Data provided:
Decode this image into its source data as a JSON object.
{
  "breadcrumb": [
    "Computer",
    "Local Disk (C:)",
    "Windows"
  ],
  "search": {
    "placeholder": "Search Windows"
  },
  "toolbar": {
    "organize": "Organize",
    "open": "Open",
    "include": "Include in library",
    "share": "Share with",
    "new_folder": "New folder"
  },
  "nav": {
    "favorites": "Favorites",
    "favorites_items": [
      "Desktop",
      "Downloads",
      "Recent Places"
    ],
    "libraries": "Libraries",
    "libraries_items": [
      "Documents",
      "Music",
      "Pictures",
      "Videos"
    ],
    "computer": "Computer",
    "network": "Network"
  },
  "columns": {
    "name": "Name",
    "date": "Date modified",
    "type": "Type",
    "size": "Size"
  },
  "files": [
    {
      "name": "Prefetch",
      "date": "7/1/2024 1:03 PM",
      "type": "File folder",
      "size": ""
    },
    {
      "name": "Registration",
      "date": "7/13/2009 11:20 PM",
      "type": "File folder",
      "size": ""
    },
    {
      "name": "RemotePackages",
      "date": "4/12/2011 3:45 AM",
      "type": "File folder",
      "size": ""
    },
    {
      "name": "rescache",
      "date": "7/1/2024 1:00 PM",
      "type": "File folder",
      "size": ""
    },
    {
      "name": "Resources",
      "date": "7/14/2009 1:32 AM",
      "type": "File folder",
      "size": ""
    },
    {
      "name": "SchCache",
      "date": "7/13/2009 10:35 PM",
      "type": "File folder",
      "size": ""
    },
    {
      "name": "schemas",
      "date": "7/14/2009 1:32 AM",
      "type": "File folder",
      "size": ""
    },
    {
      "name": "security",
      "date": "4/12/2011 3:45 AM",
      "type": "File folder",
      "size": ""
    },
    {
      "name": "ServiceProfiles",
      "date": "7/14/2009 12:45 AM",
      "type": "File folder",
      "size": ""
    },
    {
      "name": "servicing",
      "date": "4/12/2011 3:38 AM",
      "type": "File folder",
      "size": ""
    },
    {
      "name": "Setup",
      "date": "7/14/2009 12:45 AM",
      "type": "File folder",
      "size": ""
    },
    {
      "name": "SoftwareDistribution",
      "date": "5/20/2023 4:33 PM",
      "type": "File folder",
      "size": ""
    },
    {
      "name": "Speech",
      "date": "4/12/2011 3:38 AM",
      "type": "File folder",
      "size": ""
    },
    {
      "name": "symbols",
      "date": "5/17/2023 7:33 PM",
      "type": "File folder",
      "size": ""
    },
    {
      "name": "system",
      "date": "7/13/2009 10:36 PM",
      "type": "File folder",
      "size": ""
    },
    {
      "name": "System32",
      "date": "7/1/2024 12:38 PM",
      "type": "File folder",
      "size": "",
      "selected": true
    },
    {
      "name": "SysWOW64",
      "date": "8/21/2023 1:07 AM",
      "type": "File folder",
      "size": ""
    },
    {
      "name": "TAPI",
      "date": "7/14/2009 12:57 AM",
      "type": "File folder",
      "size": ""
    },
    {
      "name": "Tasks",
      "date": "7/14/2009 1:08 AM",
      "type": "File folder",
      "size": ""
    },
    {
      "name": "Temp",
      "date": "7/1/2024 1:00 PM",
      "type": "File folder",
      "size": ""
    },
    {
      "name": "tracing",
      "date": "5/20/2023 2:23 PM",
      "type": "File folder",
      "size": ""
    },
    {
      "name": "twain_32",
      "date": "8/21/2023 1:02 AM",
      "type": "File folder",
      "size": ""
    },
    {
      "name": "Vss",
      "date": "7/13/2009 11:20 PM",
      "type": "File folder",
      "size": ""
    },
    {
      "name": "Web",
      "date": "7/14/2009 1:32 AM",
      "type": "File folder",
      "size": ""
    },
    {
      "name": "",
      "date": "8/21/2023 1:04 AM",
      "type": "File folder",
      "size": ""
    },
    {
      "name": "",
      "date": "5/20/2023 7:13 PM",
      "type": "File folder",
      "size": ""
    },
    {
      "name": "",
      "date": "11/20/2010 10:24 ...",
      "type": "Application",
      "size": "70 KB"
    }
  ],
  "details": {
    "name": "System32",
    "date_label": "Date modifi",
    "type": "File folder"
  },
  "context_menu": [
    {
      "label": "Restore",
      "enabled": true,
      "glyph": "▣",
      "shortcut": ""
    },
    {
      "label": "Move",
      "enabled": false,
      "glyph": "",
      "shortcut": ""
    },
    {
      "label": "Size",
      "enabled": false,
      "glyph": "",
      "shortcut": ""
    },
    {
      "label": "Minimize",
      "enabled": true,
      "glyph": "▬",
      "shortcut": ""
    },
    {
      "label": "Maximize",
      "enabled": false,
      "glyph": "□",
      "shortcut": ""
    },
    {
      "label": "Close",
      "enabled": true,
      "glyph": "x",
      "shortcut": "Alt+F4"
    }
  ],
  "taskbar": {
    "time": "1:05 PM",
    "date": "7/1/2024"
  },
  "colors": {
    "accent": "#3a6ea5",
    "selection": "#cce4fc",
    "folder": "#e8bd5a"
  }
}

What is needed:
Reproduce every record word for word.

Solution to this problem:
Decode this image into its source data as a JSON object.
{
  "breadcrumb": [
    "Computer",
    "Local Disk (C:)",
    "Windows"
  ],
  "search": {
    "placeholder": "Search Windows"
  },
  "toolbar": {
    "organize": "Organize",
    "open": "Open",
    "include": "Include in library",
    "share": "Share with",
    "new_folder": "New folder"
  },
  "nav": {
    "favorites": "Favorites",
    "favorites_items": [
      "Desktop",
      "Downloads",
      "Recent Places"
    ],
    "libraries": "Libraries",
    "libraries_items": [
      "Documents",
      "Music",
      "Pictures",
      "Videos"
    ],
    "computer": "Computer",
    "network": "Network"
  },
  "columns": {
    "name": "Name",
    "date": "Date modified",
    "type": "Type",
    "size": "Size"
  },
  "files": [
    {
      "name": "Prefetch",
      "date": "7/1/2024 1:03 PM",
      "type": "File folder",
      "size": ""
    },
    {
      "name": "Registration",
      "date": "7/13/2009 11:20 PM",
      "type": "File folder",
      "size": ""
    },
    {
      "name": "RemotePackages",
      "date": "4/12/2011 3:45 AM",
      "type": "File folder",
      "size": ""
    },
    {
      "name": "rescache",
      "date": "7/1/2024 1:00 PM",
      "type": "File folder",
      "size": ""
    },
    {
      "name": "Resources",
      "date": "7/14/2009 1:32 AM",
      "type": "File folder",
      "size": ""
    },
    {
      "name": "SchCache",
      "date": "7/13/2009 10:35 PM",
      "type": "File folder",
      "size": ""
    },
    {
      "name": "schemas",
      "date": "7/14/2009 1:32 AM",
      "type": "File folder",
      "size": ""
    },
    {
      "name": "security",
      "date": "4/12/2011 3:45 AM",
      "type": "File folder",
      "size": ""
    },
    {
      "name": "ServiceProfiles",
      "date": "7/14/2009 12:45 AM",
      "type": "File folder",
      "size": ""
    },
    {
      "name": "servicing",
      "date": "4/12/2011 3:38 AM",
      "type": "File folder",
      "size": ""
    },
    {
      "name": "Setup",
      "date": "7/14/2009 12:45 AM",
      "type": "File folder",
      "size": ""
    },
    {
      "name": "SoftwareDistribution",
      "date": "5/20/2023 4:33 PM",
      "type": "File folder",
      "size": ""
    },
    {
      "name": "Speech",
      "date": "4/12/2011 3:38 AM",
      "type": "File folder",
      "size": ""
    },
    {
      "name": "symbols",
      "date": "5/17/2023 7:33 PM",
      "type": "File folder",
      "size": ""
    },
    {
      "name": "system",
      "date": "7/13/2009 10:36 PM",
      "type": "File folder",
      "size": ""
    },
    {
      "name": "System32",
      "date": "7/1/2024 12:38 PM",
      "type": "File folder",
      "size": "",
      "selected": true
    },
    {
      "name": "SysWOW64",
      "date": "8/21/2023 1:07 AM",
      "type": "File folder",
      "size": ""
    },
    {
      "name": "TAPI",
      "date": "7/14/2009 12:57 AM",
      "type": "File folder",
      "size": ""
    },
    {
      "name": "Tasks",
      "date": "7/14/2009 1:08 AM",
      "type": "File folder",
      "size": ""
    },
    {
      "name": "Temp",
      "date": "7/1/2024 1:00 PM",
      "type": "File folder",
      "size": ""
    },
    {
      "name": "tracing",
      "date": "5/20/2023 2:23 PM",
      "type": "File folder",
      "size": ""
    },
    {
      "name": "twain_32",
      "date": "8/21/2023 1:02 AM",
      "type": "File folder",
      "size": ""
    },
    {
      "name": "Vss",
      "date": "7/13/2009 11:20 PM",
      "type": "File folder",
      "size": ""
    },
    {
      "name": "Web",
      "date": "7/14/2009 1:32 AM",
      "type": "File folder",
      "size": ""
    },
    {
      "name": "",
      "date": "8/21/2023 1:04 AM",
      "type": "File folder",
      "size": ""
    },
    {
      "name": "",
      "date": "5/20/2023 7:13 PM",
      "type": "File folder",
      "size": ""
    },
    {
      "name": "",
      "date": "11/20/2010 10:24 ...",
      "type": "Application",
      "size": "70 KB"
    }
  ],
  "details": {
    "name": "System32",
    "date_label": "Date modifi",
    "type": "File folder"
  },
  "context_menu": [
    {
      "label": "Restore",
      "enabled": true,
      "glyph": "▣",
      "shortcut": ""
    },
    {
      "label": "Move",
      "enabled": false,
      "glyph": "",
      "shortcut": ""
    },
    {
      "label": "Size",
      "enabled": false,
      "glyph": "",
      "shortcut": ""
    },
    {
      "label": "Minimize",
      "enabled": true,
      "glyph": "▬",
      "shortcut": ""
    },
    {
      "label": "Maximize",
      "enabled": false,
      "glyph": "□",
      "shortcut": ""
    },
    {
      "label": "Close",
      "enabled": true,
      "glyph": "x",
      "shortcut": "Alt+F4"
    }
  ],
  "taskbar": {
    "time": "1:05 PM",
    "date": "7/1/2024"
  },
  "colors": {
    "accent": "#3a6ea5",
    "selection": "#cce4fc",
    "folder": "#e8bd5a"
  }
}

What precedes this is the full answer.